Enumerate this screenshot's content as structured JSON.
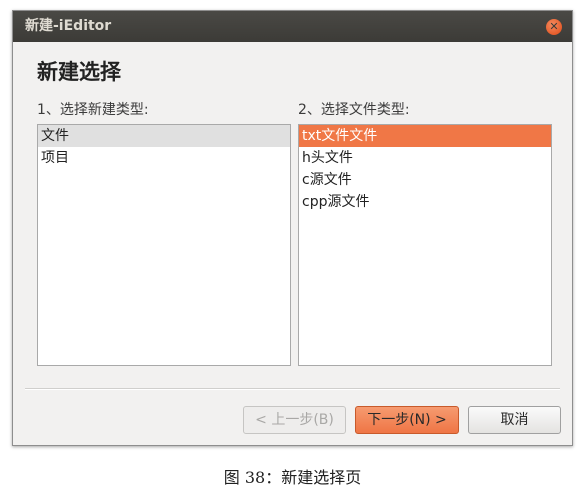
{
  "window": {
    "title": "新建-iEditor",
    "close_glyph": "✕"
  },
  "heading": "新建选择",
  "left_panel": {
    "label": "1、选择新建类型:",
    "items": [
      "文件",
      "项目"
    ],
    "selected": "文件"
  },
  "right_panel": {
    "label": "2、选择文件类型:",
    "items": [
      "txt文件文件",
      "h头文件",
      "c源文件",
      "cpp源文件"
    ],
    "selected": "txt文件文件"
  },
  "buttons": {
    "prev_label": "< 上一步(B)",
    "next_label": "下一步(N) >",
    "cancel_label": "取消"
  },
  "caption": "图 38：新建选择页",
  "colors": {
    "accent": "#f07746",
    "titlebar": "#3c3b37",
    "window_bg": "#f2f1f0"
  },
  "icons": {
    "close": "close-icon"
  }
}
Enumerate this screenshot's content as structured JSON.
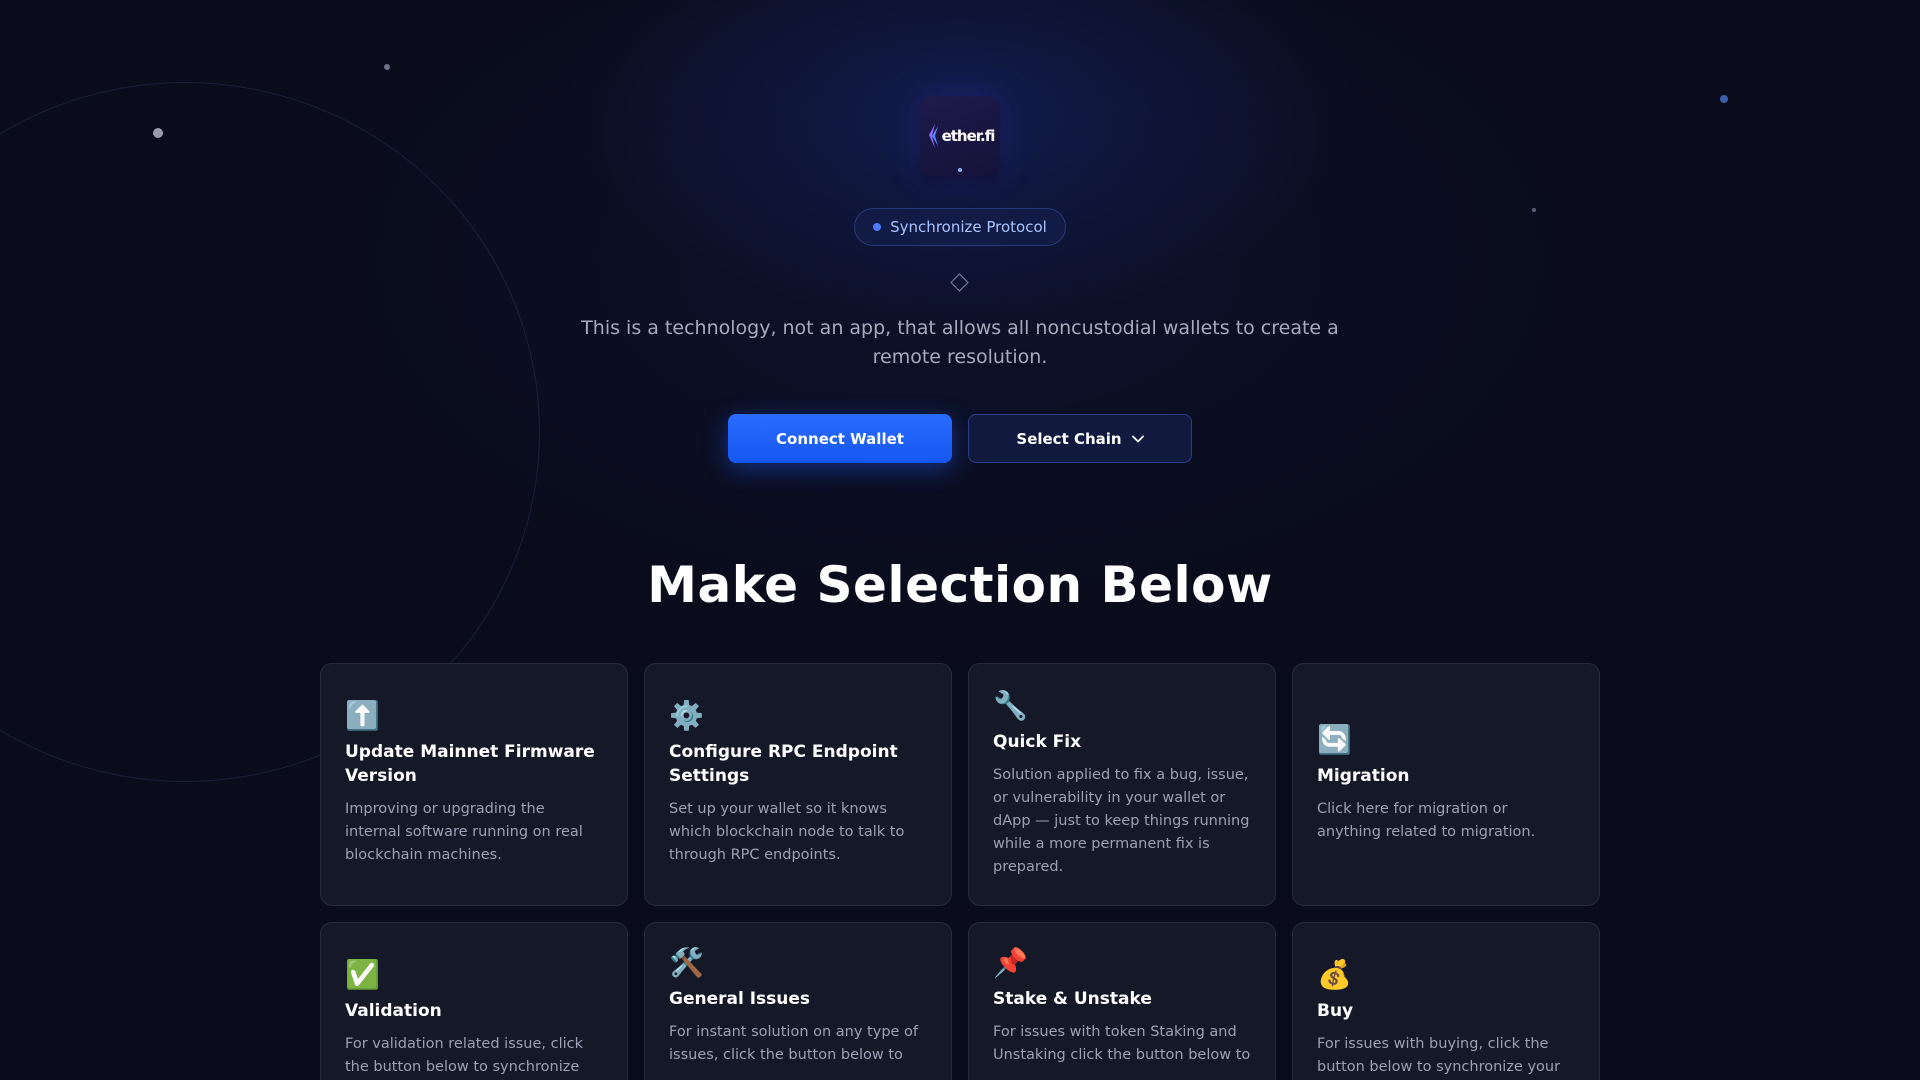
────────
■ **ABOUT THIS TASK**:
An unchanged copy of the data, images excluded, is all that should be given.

■ **RESULT BELOW**:
Enumerate this screenshot's content as structured JSON.
{
  "window": {
    "title": "新建-iEditor",
    "close_glyph": "✕"
  },
  "heading": "新建选择",
  "left_panel": {
    "label": "1、选择新建类型:",
    "items": [
      "文件",
      "项目"
    ],
    "selected": "文件"
  },
  "right_panel": {
    "label": "2、选择文件类型:",
    "items": [
      "txt文件文件",
      "h头文件",
      "c源文件",
      "cpp源文件"
    ],
    "selected": "txt文件文件"
  },
  "buttons": {
    "prev_label": "< 上一步(B)",
    "next_label": "下一步(N) >",
    "cancel_label": "取消"
  },
  "caption": "图 38：新建选择页",
  "colors": {
    "accent": "#f07746",
    "titlebar": "#3c3b37",
    "window_bg": "#f2f1f0"
  },
  "icons": {
    "close": "close-icon"
  }
}
Enumerate this screenshot's content as structured JSON.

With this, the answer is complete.